Problem to work on>
Output every entry exactly as given.

Data about app and page elements>
□ □ □ □ □

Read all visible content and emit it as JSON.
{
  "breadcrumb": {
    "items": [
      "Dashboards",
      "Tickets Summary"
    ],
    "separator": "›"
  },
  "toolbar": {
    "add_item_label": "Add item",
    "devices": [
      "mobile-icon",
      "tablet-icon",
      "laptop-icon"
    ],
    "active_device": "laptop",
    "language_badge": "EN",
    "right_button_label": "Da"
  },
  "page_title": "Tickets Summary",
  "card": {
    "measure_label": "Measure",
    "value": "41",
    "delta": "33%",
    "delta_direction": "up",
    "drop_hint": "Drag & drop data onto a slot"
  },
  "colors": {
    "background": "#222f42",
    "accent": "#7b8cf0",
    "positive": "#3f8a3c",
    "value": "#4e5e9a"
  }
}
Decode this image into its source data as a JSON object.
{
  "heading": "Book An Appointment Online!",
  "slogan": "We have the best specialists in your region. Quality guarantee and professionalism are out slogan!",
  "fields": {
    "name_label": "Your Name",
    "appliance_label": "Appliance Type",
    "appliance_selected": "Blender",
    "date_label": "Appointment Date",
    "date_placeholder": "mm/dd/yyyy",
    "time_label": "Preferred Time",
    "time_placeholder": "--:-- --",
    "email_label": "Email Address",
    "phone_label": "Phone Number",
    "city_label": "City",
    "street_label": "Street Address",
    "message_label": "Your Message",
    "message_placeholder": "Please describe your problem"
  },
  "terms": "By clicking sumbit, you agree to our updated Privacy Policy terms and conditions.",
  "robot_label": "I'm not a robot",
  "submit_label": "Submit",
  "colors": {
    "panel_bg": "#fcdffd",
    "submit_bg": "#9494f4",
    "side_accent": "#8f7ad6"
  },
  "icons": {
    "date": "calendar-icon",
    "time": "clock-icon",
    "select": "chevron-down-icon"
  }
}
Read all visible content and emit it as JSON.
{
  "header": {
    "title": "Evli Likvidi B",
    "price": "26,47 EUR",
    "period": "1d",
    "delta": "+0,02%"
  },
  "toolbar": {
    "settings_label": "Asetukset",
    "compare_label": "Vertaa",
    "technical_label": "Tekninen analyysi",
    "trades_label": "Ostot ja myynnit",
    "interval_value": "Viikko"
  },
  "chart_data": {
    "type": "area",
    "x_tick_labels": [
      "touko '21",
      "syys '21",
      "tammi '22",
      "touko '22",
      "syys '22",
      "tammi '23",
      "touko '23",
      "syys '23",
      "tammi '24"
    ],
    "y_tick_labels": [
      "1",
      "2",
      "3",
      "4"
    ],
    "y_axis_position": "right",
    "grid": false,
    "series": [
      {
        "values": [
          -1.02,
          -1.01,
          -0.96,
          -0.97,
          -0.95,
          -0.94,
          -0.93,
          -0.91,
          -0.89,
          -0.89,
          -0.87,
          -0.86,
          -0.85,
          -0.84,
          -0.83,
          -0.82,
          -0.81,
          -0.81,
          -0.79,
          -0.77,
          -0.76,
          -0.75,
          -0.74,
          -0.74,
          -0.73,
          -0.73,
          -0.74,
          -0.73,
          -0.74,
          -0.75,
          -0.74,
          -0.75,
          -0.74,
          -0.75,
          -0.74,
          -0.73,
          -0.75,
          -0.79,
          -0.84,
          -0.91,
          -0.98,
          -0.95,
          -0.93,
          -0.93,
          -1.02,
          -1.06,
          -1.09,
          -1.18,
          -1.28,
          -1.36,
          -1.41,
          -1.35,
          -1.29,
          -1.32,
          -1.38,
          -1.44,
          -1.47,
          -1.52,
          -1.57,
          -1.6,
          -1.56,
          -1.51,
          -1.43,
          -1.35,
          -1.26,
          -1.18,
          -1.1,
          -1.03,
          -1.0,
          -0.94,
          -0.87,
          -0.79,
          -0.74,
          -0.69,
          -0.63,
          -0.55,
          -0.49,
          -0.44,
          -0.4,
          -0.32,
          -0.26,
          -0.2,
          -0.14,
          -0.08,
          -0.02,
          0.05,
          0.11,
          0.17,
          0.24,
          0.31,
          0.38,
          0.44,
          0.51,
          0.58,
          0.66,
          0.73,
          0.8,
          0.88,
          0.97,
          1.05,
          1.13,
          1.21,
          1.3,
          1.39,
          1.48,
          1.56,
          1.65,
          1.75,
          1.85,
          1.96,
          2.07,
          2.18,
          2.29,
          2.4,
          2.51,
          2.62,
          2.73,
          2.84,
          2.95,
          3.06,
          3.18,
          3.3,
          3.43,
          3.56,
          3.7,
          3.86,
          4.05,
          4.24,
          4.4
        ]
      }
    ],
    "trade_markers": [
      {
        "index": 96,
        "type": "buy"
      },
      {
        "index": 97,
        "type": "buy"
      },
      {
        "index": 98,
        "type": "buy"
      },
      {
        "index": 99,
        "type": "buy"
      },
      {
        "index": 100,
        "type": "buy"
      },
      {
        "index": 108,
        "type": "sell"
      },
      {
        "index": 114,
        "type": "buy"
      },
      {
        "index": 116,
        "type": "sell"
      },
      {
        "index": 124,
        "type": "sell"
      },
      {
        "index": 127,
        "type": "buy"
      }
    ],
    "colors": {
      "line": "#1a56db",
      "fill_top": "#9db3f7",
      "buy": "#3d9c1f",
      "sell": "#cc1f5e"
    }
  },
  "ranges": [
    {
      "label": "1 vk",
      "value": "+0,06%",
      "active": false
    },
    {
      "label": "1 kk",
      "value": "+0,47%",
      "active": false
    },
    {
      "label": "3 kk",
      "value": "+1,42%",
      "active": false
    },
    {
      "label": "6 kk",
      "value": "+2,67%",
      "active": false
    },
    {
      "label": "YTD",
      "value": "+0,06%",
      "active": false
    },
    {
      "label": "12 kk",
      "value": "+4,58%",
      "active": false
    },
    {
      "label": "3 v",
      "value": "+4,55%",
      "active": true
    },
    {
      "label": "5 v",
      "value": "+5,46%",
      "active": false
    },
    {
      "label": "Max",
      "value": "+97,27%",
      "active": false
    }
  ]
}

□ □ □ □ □

Output of the exercise>
Read all visible content and emit it as JSON.
{
  "breadcrumb": {
    "items": [
      "Dashboards",
      "Tickets Summary"
    ],
    "separator": "›"
  },
  "toolbar": {
    "add_item_label": "Add item",
    "devices": [
      "mobile-icon",
      "tablet-icon",
      "laptop-icon"
    ],
    "active_device": "laptop",
    "language_badge": "EN",
    "right_button_label": "Da"
  },
  "page_title": "Tickets Summary",
  "card": {
    "measure_label": "Measure",
    "value": "41",
    "delta": "33%",
    "delta_direction": "up",
    "drop_hint": "Drag & drop data onto a slot"
  },
  "colors": {
    "background": "#222f42",
    "accent": "#7b8cf0",
    "positive": "#3f8a3c",
    "value": "#4e5e9a"
  }
}
Decode this image into its source data as a JSON object.
{
  "heading": "Book An Appointment Online!",
  "slogan": "We have the best specialists in your region. Quality guarantee and professionalism are out slogan!",
  "fields": {
    "name_label": "Your Name",
    "appliance_label": "Appliance Type",
    "appliance_selected": "Blender",
    "date_label": "Appointment Date",
    "date_placeholder": "mm/dd/yyyy",
    "time_label": "Preferred Time",
    "time_placeholder": "--:-- --",
    "email_label": "Email Address",
    "phone_label": "Phone Number",
    "city_label": "City",
    "street_label": "Street Address",
    "message_label": "Your Message",
    "message_placeholder": "Please describe your problem"
  },
  "terms": "By clicking sumbit, you agree to our updated Privacy Policy terms and conditions.",
  "robot_label": "I'm not a robot",
  "submit_label": "Submit",
  "colors": {
    "panel_bg": "#fcdffd",
    "submit_bg": "#9494f4",
    "side_accent": "#8f7ad6"
  },
  "icons": {
    "date": "calendar-icon",
    "time": "clock-icon",
    "select": "chevron-down-icon"
  }
}
Read all visible content and emit it as JSON.
{
  "header": {
    "title": "Evli Likvidi B",
    "price": "26,47 EUR",
    "period": "1d",
    "delta": "+0,02%"
  },
  "toolbar": {
    "settings_label": "Asetukset",
    "compare_label": "Vertaa",
    "technical_label": "Tekninen analyysi",
    "trades_label": "Ostot ja myynnit",
    "interval_value": "Viikko"
  },
  "chart_data": {
    "type": "area",
    "x_tick_labels": [
      "touko '21",
      "syys '21",
      "tammi '22",
      "touko '22",
      "syys '22",
      "tammi '23",
      "touko '23",
      "syys '23",
      "tammi '24"
    ],
    "y_tick_labels": [
      "1",
      "2",
      "3",
      "4"
    ],
    "y_axis_position": "right",
    "grid": false,
    "series": [
      {
        "values": [
          -1.02,
          -1.01,
          -0.96,
          -0.97,
          -0.95,
          -0.94,
          -0.93,
          -0.91,
          -0.89,
          -0.89,
          -0.87,
          -0.86,
          -0.85,
          -0.84,
          -0.83,
          -0.82,
          -0.81,
          -0.81,
          -0.79,
          -0.77,
          -0.76,
          -0.75,
          -0.74,
          -0.74,
          -0.73,
          -0.73,
          -0.74,
          -0.73,
          -0.74,
          -0.75,
          -0.74,
          -0.75,
          -0.74,
          -0.75,
          -0.74,
          -0.73,
          -0.75,
          -0.79,
          -0.84,
          -0.91,
          -0.98,
          -0.95,
          -0.93,
          -0.93,
          -1.02,
          -1.06,
          -1.09,
          -1.18,
          -1.28,
          -1.36,
          -1.41,
          -1.35,
          -1.29,
          -1.32,
          -1.38,
          -1.44,
          -1.47,
          -1.52,
          -1.57,
          -1.6,
          -1.56,
          -1.51,
          -1.43,
          -1.35,
          -1.26,
          -1.18,
          -1.1,
          -1.03,
          -1.0,
          -0.94,
          -0.87,
          -0.79,
          -0.74,
          -0.69,
          -0.63,
          -0.55,
          -0.49,
          -0.44,
          -0.4,
          -0.32,
          -0.26,
          -0.2,
          -0.14,
          -0.08,
          -0.02,
          0.05,
          0.11,
          0.17,
          0.24,
          0.31,
          0.38,
          0.44,
          0.51,
          0.58,
          0.66,
          0.73,
          0.8,
          0.88,
          0.97,
          1.05,
          1.13,
          1.21,
          1.3,
          1.39,
          1.48,
          1.56,
          1.65,
          1.75,
          1.85,
          1.96,
          2.07,
          2.18,
          2.29,
          2.4,
          2.51,
          2.62,
          2.73,
          2.84,
          2.95,
          3.06,
          3.18,
          3.3,
          3.43,
          3.56,
          3.7,
          3.86,
          4.05,
          4.24,
          4.4
        ]
      }
    ],
    "trade_markers": [
      {
        "index": 96,
        "type": "buy"
      },
      {
        "index": 97,
        "type": "buy"
      },
      {
        "index": 98,
        "type": "buy"
      },
      {
        "index": 99,
        "type": "buy"
      },
      {
        "index": 100,
        "type": "buy"
      },
      {
        "index": 108,
        "type": "sell"
      },
      {
        "index": 114,
        "type": "buy"
      },
      {
        "index": 116,
        "type": "sell"
      },
      {
        "index": 124,
        "type": "sell"
      },
      {
        "index": 127,
        "type": "buy"
      }
    ],
    "colors": {
      "line": "#1a56db",
      "fill_top": "#9db3f7",
      "buy": "#3d9c1f",
      "sell": "#cc1f5e"
    }
  },
  "ranges": [
    {
      "label": "1 vk",
      "value": "+0,06%",
      "active": false
    },
    {
      "label": "1 kk",
      "value": "+0,47%",
      "active": false
    },
    {
      "label": "3 kk",
      "value": "+1,42%",
      "active": false
    },
    {
      "label": "6 kk",
      "value": "+2,67%",
      "active": false
    },
    {
      "label": "YTD",
      "value": "+0,06%",
      "active": false
    },
    {
      "label": "12 kk",
      "value": "+4,58%",
      "active": false
    },
    {
      "label": "3 v",
      "value": "+4,55%",
      "active": true
    },
    {
      "label": "5 v",
      "value": "+5,46%",
      "active": false
    },
    {
      "label": "Max",
      "value": "+97,27%",
      "active": false
    }
  ]
}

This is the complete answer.